Data records for software interfaces:
BEGIN

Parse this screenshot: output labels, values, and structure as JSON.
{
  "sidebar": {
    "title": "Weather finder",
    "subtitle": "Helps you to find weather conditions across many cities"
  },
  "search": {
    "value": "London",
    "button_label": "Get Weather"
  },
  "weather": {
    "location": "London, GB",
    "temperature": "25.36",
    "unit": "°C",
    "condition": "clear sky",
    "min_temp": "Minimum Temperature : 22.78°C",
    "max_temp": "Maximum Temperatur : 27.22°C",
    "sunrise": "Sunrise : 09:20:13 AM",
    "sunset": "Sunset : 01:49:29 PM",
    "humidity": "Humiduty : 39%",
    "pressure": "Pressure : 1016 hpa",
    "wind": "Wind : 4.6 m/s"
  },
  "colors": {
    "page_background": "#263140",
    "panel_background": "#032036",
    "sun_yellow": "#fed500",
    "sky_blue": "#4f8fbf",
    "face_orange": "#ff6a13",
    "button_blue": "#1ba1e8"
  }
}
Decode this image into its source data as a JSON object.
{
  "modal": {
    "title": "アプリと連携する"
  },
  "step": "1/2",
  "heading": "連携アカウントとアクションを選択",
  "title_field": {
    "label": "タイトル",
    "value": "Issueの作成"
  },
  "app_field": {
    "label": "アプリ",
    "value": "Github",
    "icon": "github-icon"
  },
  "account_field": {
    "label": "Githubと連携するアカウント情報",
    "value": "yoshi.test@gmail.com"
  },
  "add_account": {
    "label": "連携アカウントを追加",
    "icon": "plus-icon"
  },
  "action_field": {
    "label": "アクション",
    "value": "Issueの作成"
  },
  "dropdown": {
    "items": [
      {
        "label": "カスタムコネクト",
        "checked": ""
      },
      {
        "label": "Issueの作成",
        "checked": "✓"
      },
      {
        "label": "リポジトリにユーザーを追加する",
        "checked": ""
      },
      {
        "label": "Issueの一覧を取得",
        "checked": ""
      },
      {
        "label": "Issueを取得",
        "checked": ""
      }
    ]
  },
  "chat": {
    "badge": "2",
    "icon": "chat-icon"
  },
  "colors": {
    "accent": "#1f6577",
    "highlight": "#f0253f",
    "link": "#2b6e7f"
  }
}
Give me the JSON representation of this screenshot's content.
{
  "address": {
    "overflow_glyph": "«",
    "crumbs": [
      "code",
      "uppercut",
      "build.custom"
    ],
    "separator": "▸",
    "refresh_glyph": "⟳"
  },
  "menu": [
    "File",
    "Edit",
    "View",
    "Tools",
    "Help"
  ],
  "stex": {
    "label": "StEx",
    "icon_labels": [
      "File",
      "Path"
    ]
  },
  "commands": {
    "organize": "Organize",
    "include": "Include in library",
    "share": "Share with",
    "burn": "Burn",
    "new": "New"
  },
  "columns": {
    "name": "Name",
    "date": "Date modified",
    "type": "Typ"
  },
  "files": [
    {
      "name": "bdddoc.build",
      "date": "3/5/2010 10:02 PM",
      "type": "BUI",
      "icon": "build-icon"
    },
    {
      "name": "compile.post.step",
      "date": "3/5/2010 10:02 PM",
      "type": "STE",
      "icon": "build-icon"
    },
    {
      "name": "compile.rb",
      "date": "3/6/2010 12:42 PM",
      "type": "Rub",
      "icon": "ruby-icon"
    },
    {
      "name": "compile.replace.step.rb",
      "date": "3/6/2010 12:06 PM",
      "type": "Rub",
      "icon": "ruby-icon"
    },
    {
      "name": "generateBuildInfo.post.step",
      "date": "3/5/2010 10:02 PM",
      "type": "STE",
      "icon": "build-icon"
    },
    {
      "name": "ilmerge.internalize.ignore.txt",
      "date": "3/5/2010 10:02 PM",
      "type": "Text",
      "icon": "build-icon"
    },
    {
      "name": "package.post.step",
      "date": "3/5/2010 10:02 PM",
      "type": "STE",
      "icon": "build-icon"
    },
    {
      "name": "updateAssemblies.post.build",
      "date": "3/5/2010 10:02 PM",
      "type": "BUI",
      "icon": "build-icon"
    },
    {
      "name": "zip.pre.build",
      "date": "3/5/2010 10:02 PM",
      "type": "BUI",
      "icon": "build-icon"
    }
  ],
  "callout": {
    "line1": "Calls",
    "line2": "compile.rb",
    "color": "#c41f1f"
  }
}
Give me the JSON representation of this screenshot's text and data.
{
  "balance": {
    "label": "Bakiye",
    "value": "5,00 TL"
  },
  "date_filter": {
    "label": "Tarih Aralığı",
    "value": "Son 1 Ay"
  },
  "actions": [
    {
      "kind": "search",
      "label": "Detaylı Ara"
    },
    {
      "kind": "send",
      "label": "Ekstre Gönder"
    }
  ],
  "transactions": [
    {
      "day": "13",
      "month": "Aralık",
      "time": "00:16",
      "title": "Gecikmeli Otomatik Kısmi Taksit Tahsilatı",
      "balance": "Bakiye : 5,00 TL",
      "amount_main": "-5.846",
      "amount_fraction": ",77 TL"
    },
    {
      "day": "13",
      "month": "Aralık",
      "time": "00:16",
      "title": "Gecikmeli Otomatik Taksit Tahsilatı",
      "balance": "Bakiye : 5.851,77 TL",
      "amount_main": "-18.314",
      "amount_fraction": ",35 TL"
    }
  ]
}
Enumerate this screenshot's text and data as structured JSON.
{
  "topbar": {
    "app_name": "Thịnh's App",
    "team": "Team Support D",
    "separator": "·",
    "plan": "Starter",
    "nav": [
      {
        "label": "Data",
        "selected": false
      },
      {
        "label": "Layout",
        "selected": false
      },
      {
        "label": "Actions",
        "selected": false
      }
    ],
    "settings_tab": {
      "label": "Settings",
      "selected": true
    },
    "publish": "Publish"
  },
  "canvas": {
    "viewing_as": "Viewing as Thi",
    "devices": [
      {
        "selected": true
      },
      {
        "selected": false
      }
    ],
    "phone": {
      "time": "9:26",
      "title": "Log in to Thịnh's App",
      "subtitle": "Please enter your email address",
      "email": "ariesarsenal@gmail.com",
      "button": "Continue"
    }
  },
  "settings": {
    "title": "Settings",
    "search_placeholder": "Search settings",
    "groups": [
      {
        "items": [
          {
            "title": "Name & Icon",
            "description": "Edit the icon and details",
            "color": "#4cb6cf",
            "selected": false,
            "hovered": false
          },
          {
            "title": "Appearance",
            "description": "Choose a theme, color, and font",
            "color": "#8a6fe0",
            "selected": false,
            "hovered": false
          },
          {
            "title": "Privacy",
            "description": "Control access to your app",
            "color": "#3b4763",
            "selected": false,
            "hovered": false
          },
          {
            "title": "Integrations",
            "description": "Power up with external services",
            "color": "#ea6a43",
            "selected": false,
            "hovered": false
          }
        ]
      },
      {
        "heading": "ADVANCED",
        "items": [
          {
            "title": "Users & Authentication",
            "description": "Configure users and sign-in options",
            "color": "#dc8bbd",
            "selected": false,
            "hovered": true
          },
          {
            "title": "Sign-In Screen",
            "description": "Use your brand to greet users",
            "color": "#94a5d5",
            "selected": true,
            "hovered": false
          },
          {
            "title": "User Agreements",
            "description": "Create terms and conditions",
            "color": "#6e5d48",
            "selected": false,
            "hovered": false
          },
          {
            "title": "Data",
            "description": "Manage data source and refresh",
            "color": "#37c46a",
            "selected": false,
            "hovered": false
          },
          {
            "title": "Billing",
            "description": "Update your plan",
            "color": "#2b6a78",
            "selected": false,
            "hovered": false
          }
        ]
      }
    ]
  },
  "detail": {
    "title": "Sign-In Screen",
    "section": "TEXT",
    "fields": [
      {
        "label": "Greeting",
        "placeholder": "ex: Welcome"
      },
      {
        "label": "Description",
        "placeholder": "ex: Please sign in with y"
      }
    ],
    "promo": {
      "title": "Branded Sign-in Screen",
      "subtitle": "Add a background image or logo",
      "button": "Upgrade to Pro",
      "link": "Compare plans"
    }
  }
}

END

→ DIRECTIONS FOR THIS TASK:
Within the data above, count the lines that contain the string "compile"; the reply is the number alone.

→ TASK RESPONSE:
4